Eventually every business owner will turn his/her business over to a new owner-usually via sale or gifting. In either case, the business owner probably wants to transfer the business at a value greater than today’s value. A business valuation now can help you reach that future goal.
Many reasons exist for a business valuation: merger/acquisition, estate planning, shareholder buyout, and divorce are a few reasons that come to mind. Few business owners, however, think about getting their business valued now in order to identify areas within the business that, if changed or improved, will enhance the value of the business for that future date when ownership will transfer. This article will clarify the business valuation process and discuss how the information from a valuation can be used to enhance the value of a business.
Business Valuation Process
The majority of valuation engagements follow these steps, although not necessarily in the order presented. This outline should provide an overall understanding of what the valuation process entails.
1. Engagement Definition
The first step is for the valuator and the business owner to decide on the purpose of the valuation, the size of the interest being valued and the valuation date. In the case of an engagement to identify areas for possible enhancement of value, the size of the interest being valued is a 100% equity interest in the company.
2. Document/Information Request
The business valuator will typically request information about the subject company to be valued. Areas for which information may be requested will usually include financial performance, operations, personnel, and corporate records.
3. Economic and Industry Analysis
The valuator needs to understand the economic outlook in general and the condition of the specific industry, in particular, in order to determine the amount of risk associated with an investment in the subject company and the outlook for future growth.
4. Analysis of Subject Company Financial Statements (historical and forecast)
The foundation of a good valuation is a financial analysis of the subject company. The valuator must thoroughly understand the financial condition of the subject company before those numbers can be used in the valuation analysis. Since value is based on estimated future cash flows and risk associated with investing in the subject company, this step frequently identifies areas that can be changed or improved to enhance value.
5. On-site Visit and Management Interviews
The valuator will typically make a site visit to the subject company and interview management. A site visit allows the valuator to assess the quality of inventory and equipment and to interview senior management and other key personnel.
6. Valuation Approaches
The valuator will consider all three valuation approaches (market, income, and asset) and then determine which approach or approaches are applicable for the subject company. Under the market approach, the valuator will typically identify guideline (comparable) companies or sale transactions of comparable companies and develop relevant market multiples.

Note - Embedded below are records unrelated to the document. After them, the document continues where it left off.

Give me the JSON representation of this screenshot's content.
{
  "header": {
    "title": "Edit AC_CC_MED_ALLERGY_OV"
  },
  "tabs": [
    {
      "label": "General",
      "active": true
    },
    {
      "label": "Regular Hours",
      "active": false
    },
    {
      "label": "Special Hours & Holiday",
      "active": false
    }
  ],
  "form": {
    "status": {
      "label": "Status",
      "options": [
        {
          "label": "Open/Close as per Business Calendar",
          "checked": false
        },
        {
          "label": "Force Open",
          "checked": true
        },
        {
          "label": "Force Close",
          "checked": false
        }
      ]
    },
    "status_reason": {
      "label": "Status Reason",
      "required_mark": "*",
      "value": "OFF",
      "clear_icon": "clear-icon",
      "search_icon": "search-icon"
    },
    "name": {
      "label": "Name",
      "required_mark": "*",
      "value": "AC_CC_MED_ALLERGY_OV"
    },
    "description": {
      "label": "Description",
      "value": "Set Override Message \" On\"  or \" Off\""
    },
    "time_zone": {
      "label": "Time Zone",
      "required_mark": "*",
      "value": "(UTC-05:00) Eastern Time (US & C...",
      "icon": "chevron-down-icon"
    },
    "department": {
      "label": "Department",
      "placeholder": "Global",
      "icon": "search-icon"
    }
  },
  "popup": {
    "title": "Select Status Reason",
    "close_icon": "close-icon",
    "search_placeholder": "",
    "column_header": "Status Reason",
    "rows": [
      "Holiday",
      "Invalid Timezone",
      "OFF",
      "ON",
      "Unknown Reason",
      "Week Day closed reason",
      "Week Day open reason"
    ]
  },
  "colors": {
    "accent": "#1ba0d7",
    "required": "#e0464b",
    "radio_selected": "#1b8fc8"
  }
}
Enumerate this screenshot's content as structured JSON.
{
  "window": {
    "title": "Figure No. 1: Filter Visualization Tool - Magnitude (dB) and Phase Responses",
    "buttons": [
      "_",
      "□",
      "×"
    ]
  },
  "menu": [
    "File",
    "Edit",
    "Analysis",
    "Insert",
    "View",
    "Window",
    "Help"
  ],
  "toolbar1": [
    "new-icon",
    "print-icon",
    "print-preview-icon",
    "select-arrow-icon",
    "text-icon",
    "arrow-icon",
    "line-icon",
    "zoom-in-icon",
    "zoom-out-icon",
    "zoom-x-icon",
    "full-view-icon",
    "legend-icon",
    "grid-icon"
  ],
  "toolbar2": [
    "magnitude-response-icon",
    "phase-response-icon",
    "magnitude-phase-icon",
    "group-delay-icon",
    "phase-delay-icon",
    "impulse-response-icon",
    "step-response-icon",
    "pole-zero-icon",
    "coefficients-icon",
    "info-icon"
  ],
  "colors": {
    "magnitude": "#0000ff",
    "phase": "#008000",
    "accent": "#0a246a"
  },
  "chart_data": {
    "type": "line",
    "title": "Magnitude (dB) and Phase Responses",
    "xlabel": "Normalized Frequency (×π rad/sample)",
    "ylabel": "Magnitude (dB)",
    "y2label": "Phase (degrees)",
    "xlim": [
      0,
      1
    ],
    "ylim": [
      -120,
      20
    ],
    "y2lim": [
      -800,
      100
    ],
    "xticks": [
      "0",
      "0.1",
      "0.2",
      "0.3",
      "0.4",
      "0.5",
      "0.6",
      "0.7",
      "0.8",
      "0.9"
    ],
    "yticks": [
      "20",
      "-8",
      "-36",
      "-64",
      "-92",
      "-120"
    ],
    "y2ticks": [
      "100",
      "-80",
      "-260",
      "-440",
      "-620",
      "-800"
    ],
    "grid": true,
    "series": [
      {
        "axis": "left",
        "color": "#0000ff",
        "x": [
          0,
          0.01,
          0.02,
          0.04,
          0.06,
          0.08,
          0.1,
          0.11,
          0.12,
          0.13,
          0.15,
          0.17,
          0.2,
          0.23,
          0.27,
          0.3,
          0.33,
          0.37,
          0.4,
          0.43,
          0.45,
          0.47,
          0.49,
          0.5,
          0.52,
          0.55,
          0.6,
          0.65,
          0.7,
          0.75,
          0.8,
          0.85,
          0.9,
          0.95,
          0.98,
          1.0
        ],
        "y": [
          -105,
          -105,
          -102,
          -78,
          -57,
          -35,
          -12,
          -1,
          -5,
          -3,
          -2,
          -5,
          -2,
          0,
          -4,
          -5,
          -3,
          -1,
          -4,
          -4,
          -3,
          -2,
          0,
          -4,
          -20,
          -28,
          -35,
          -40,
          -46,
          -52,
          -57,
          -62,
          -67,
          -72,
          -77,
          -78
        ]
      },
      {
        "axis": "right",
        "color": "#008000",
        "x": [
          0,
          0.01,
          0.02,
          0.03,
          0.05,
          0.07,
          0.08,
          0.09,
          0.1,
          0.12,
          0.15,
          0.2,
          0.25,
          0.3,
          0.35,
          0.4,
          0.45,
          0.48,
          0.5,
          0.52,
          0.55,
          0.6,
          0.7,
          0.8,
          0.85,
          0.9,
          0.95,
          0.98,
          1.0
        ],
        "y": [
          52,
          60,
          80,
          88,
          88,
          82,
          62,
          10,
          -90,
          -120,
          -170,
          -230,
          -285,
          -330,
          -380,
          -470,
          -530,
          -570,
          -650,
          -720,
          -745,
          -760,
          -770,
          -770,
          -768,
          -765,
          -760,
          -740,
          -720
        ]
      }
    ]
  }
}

Under the income approach, the valuator will determine the current value of future cash flows based on the valuator’s determination of the rate of return a buyer will require and the subject business’ free cash flow. It is often necessary for the valuator to make “normalizing” adjustments to the business’ historic financial statements so that the financial data reflects the true economic earning power of the business.
If the asset approach is appropriate, the valuator will usually request appraisals of real property or other assets and adjust the subject company’s balance sheet to reflect the assets and liabilities at their fair market value.
7. Consider Applicable Discounts
The valuator may decide that it is appropriate to apply certain discounts in the valuation analysis. The most common discounts are a minority interest discount, if a minority interest is being valued, and a lack of marketability discount that recognizes the absence of a public market through which an investment in the subject company can be sold.
8. Develop Valuation Conclusion
After consideration of the information obtained and the analyses performed, the valuator will develop a valuation conclusion.
9. Develop Valuation Report
Most engagements will result in a written valuation report. The report should adhere to applicable valuation standards, cover all relevant issues, and document and support the valuation.
10. Client Review
At the end of the valuation process, the valuator typically reviews the report with the business owner. During the process, any factual errors or missing information that could affect value should be identified.
The above steps are typical steps in a valuation engagement. An option available to a business owner who wants a less expensive process and a shorter report is a calculation engagement. This engagement would be suitable where the client wants information for his/her internal use such as developing a plan to enhance to value of their business. We at Brown Schultz Sheridan & Fritz are prepared to discuss valuation options with you.
Future articles will discuss financial ratio analysis and how it can be used to identify areas of improvement for your company.
This article is adapted from an article by Eva Lang, CPA/ABV, ASA that first appeared in Building Value, Volume 6, Issue 2, a newsletter distributed by the Financial Consulting Group to which BSSF belongs. To learn more about FCG visit their website at www.gofcg.org.
ABOUT THE AUTHOR
Gayle L. Bolinger, CPA
Gayle L. Bolinger is a Principal at Brown Schultz Sheridan & Fritz with a focus on providing business valuation services relating to estate planning, mergers and acquisitions, business planning, and divorce. As a key member of the BSSF Litigation Support Department, Gayle also consults in the area of economic damage analysis, fraud investigations, and forensic accounting.